He said intervention policies such the One
District One Factory, Planting for Food and Jobs, among others held the key in
transforming the economic fortunes of the country only if decentralization was
firmly rooted at the local level.
Prof. Adei who was speaking at the fourth
Local Government Service Professional Conference in Ho on the theme:
“Transforming Ghana through Effective Leadership, Coordination and
Implementation of Government’s Policy at the Decentralized Level in the 30
years of Ghana’s Decentralization” said Ghana’s economic power could
potentially attract both local and foreign investors.
He said “Ghana beyond aid” would be
possible if Ghana reached a point where it had a much more coordinated
resources from harnessing its local potentials to sustain it for about 50 years
with a plan to utilize the resource and its developmental and infrastructural
Prof. Adei said though borrowing seemed to
have come to stay with the country, the yolk must be broken to allow Ghana
attain her financial sovereignty and bring her to a level where she would not
be dependent on others but a partner to reckon with on the global economic
Mr Yaw Osafo Marfo, Senior Minister, Office of
the President, said effective implementation of government policies thrived
best on game changing leadership who were able to resolve and harmonize efforts
to maximize the returns of resources at their disposal.
He urged the professionals to be the “game
changers” in Ghana’s transformational agenda and stand up against the negative
status quo attached to public service delivery that had no positive change at
all levels of decentralization.
Mr Osafo Marfo said over the years, the public
had lost the trust and confidence in public officials because of their
inability to live up to the principles of transparency, accountability and
diligence in the application of resources in the various institutions.
He challenged them to expose wrong and
fraudulent deals in their institutions as the seemingly acceptance and
protection of “bad nuts and bad practices” had enabled them to fester.
Hajia Alima Mahama, Minister for Local
Government and Rural Development, whose speech was read on her behalf called
for synchronization of resources and energy of members of the community to
deliver on agreed priorities as the traditional source of resources continued
to be restrained.
She called for a more innovative ways to
improve revenue mobilization in the various Metropolitan, Municipal and
District Assembly (MMDA).
Hajia Alima said revenue received from the
central government and development partners was meant to augment their revenue
mobilization efforts at the local level.
Dr Archibald Yao Letsa, Volta Regional
Minister, said efficient and timely service delivery at the Regional and
District levels required competent and dedicated professionals as key
ingredients to prosecute planned programmes and projects of government towards
a successful achievement of the decentralization process.
He said quality leadership and management were

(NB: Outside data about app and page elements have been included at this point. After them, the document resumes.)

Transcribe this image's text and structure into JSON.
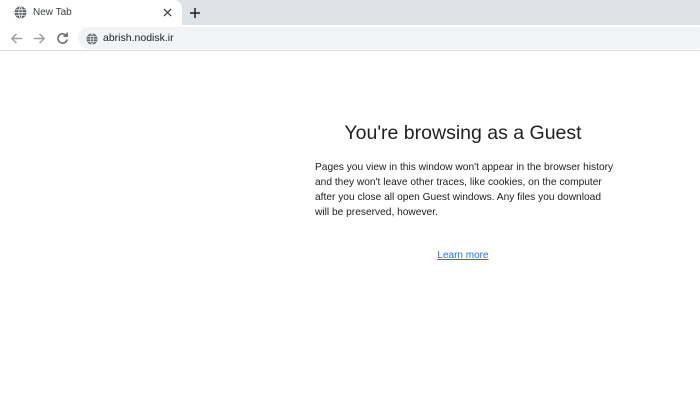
{
  "tab": {
    "title": "New Tab",
    "favicon": "globe-icon"
  },
  "toolbar": {
    "back_icon": "arrow-left-icon",
    "forward_icon": "arrow-right-icon",
    "reload_icon": "reload-icon",
    "url": "abrish.nodisk.ir",
    "site_icon": "globe-icon"
  },
  "page": {
    "title": "You're browsing as a Guest",
    "description": "Pages you view in this window won't appear in the browser history and they won't leave other traces, like cookies, on the computer after you close all open Guest windows. Any files you download will be preserved, however.",
    "learn_more_label": "Learn more"
  },
  "colors": {
    "tabstrip_bg": "#dee1e6",
    "omnibox_bg": "#f1f3f4",
    "link": "#1a73e8",
    "text": "#202124",
    "icon": "#5f6368"
  }
}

critical requirements for Professionals in the Local Government Service (LGS)
to respond to the needs of the citizens and emerging challenges in the
provision of quality services.
Dr Letsa said the successful achievement of
the Service’s Performance Management Systems would largely depend on competent
officers and professionals supported with logistics and funds to be able to
discharge their duties effectively and efficiently.
Dr Nana Ato Arthur, Head, LGS, said the
sustainability of all government interventions could be realised if local
authorities were made to manage, supervise and maintain their implementation.
He said the geographical reach of local
government made the Service a strategic partner in ensuring sustainability of
Dr Ato Arthur noted that the structures at the
local level were usually underutilized by development partners with the excuse
that they lacked capacity, professionalism and logistics among others.
He however, assured that the Service was
poised to support all programmes towards the development of communities.